→ Problem requirements: Pull every line holding the word "marker" out of the data and copy it.

----- Exercise data

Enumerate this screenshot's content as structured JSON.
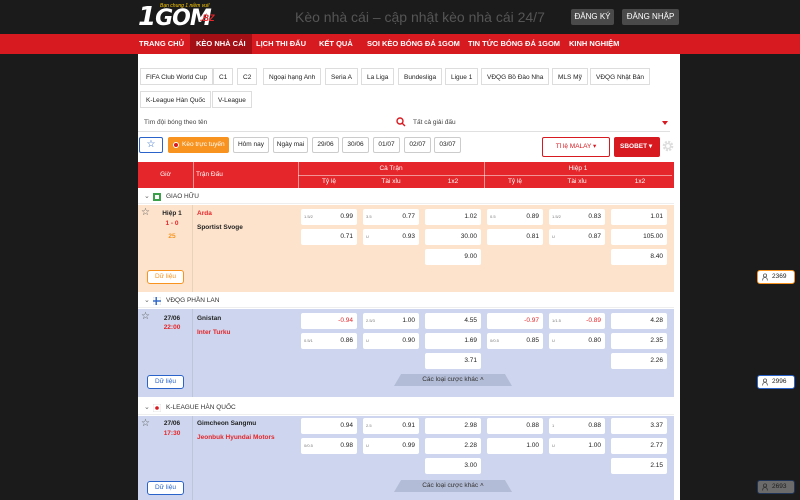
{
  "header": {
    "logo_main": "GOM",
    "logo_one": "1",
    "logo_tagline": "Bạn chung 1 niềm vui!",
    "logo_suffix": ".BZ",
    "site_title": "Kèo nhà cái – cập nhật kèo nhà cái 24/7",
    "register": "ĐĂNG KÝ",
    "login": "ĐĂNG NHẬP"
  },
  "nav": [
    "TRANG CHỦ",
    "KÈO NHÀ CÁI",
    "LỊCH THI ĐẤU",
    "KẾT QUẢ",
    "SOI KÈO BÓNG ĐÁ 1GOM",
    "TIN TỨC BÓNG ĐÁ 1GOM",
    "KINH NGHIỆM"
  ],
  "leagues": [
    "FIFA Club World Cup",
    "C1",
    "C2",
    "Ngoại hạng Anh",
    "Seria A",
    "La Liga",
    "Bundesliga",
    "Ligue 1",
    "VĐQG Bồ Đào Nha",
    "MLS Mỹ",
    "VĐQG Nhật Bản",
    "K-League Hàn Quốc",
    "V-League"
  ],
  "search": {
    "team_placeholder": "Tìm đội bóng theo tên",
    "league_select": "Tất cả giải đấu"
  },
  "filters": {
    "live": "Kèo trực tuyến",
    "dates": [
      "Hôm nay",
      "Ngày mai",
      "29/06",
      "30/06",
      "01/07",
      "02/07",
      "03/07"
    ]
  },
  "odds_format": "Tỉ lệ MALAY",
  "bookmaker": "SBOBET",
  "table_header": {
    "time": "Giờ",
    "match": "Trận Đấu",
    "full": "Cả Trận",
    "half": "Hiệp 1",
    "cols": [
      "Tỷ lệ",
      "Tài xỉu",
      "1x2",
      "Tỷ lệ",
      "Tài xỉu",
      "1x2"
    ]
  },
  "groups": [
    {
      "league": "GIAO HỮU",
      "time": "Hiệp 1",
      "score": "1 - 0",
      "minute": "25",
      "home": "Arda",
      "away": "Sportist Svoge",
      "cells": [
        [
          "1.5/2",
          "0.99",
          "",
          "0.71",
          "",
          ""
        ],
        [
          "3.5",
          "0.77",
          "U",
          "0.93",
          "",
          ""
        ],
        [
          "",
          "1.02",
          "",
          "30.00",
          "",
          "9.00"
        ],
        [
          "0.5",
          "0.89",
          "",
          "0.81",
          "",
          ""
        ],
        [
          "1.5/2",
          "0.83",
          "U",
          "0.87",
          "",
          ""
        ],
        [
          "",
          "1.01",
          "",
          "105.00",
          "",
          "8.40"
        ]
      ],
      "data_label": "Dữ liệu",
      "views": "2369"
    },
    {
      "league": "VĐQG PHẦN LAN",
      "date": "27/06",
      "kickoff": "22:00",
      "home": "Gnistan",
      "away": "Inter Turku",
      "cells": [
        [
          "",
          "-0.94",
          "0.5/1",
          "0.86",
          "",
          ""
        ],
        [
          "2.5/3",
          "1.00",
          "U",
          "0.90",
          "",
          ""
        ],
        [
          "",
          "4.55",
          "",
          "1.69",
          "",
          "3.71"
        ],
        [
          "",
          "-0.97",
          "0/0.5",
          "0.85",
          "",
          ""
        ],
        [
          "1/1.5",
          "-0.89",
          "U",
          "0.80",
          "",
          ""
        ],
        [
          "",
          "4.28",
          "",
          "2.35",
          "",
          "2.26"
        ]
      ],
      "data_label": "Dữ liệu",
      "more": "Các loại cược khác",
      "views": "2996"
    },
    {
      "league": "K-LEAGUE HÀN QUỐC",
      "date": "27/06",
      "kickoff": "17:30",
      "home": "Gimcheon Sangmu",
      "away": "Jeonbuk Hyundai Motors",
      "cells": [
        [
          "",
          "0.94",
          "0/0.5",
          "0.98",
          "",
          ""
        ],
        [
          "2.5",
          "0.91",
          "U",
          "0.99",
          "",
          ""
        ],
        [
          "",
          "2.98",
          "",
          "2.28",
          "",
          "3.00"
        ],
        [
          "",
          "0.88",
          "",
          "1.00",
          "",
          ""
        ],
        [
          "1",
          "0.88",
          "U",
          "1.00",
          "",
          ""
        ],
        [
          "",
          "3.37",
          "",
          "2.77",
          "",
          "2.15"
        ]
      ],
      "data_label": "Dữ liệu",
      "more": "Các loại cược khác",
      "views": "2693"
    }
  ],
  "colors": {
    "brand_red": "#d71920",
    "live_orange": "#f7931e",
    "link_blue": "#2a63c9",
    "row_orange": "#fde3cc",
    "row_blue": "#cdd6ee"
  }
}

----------
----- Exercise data

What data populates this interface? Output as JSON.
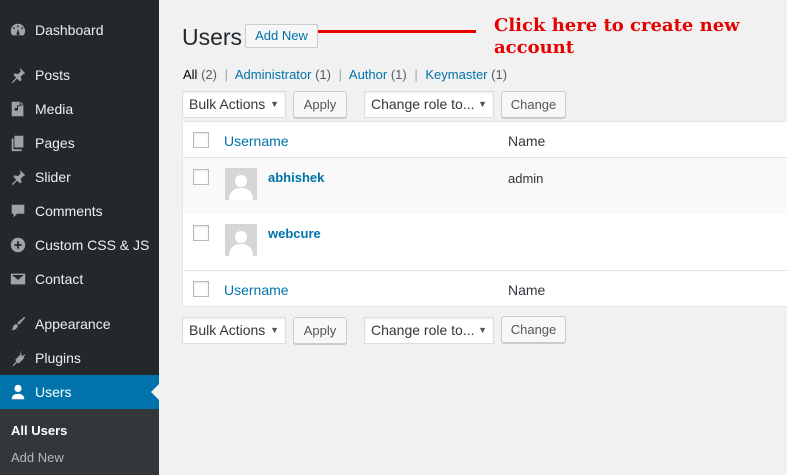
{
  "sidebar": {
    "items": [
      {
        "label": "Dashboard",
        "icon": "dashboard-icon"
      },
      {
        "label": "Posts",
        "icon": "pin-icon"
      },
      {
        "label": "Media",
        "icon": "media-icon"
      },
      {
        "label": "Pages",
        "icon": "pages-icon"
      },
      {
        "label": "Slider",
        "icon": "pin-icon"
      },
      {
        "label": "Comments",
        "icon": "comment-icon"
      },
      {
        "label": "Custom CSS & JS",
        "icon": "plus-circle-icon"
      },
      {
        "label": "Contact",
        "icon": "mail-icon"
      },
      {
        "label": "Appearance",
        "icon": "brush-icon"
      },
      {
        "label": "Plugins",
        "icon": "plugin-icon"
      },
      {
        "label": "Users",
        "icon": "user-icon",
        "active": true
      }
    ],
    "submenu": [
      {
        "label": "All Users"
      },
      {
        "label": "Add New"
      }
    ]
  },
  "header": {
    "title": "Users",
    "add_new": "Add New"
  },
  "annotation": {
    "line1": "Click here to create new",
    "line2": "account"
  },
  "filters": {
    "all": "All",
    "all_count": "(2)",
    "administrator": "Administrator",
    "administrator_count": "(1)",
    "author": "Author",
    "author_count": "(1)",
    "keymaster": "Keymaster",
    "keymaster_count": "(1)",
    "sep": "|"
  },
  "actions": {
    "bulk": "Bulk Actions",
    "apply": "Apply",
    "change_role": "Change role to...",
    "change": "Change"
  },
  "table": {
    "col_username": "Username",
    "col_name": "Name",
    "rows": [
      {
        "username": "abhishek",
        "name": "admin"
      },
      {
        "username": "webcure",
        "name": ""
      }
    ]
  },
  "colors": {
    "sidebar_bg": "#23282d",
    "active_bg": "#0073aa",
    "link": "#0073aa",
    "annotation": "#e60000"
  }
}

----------
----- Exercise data

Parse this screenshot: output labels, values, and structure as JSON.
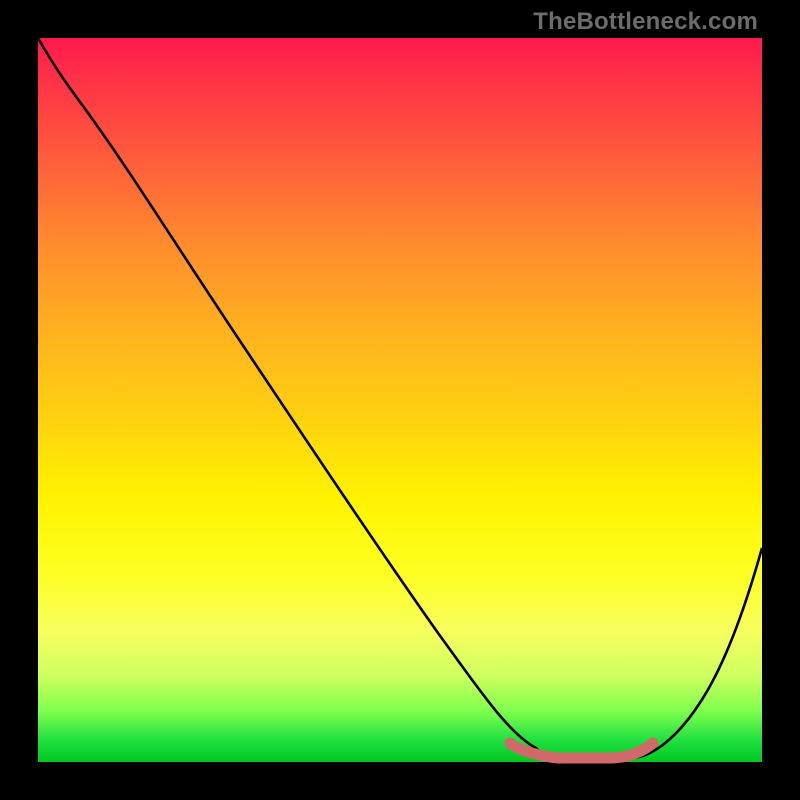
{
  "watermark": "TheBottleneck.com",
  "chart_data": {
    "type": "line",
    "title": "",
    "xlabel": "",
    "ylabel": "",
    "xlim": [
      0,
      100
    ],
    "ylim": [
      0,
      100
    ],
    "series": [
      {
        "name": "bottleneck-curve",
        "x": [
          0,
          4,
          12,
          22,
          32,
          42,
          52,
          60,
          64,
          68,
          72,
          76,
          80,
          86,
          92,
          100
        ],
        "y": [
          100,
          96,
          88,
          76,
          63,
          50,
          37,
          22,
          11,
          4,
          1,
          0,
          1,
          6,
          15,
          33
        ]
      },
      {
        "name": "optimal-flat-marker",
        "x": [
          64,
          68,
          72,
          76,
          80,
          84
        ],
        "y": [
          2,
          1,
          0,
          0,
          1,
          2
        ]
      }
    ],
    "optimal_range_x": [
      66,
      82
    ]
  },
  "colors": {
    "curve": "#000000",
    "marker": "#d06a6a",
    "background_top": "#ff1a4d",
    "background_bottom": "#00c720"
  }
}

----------

→ Task result:
        "name": "optimal-flat-marker",
    "marker": "#d06a6a",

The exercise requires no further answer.